Investigators noted two potential problems with that use of the aircraft. The weight in that central fuselage compartment exceeded the maximum authorized by 57 pounds—not a huge amount, but in no way smaller on a July evening in Florida.  They also estimated that the gross weight of the airplane was no more than 53 pounds below its authorized maximum, and it would have been that light only if the left tank had been run entirely out of fuel.

Probably more important, though, was the fact that the tiles hadn’t been tied down. The NTSB calculated a range of weight-and-balance estimates for various positions within the rear cabin, and concluded that the center of gravity might have been anywhere from 3.4 inches ahead of the aft limit to nearly four inches behind. More to the point, they realized that even if they’d been placed forward—resulting in a more nose-heavy attitude and possible difficulty flaring for landing—the tiles might easily have shifted backward during the transition to a go-around, rendering the airplane nearly or entirely uncontrollable.  Their factual report suggests that the crash into the water was a stall that the airplane no longer had elevator authority to avert after the load slid all the way back during the go-around.

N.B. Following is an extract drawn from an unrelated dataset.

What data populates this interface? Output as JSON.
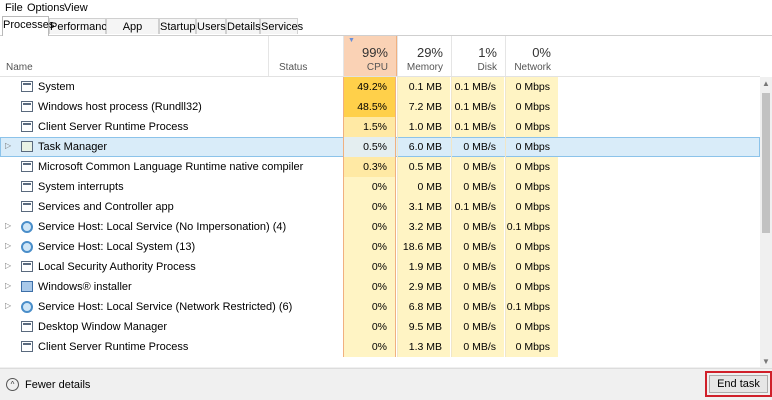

This isn’t the only accident we’ve seen that arose from weight shifting unexpectedly in flight. If you’re going to bet your life on the accuracy of your flight planning, you might at least want to make sure everything stays where you put it in your plan.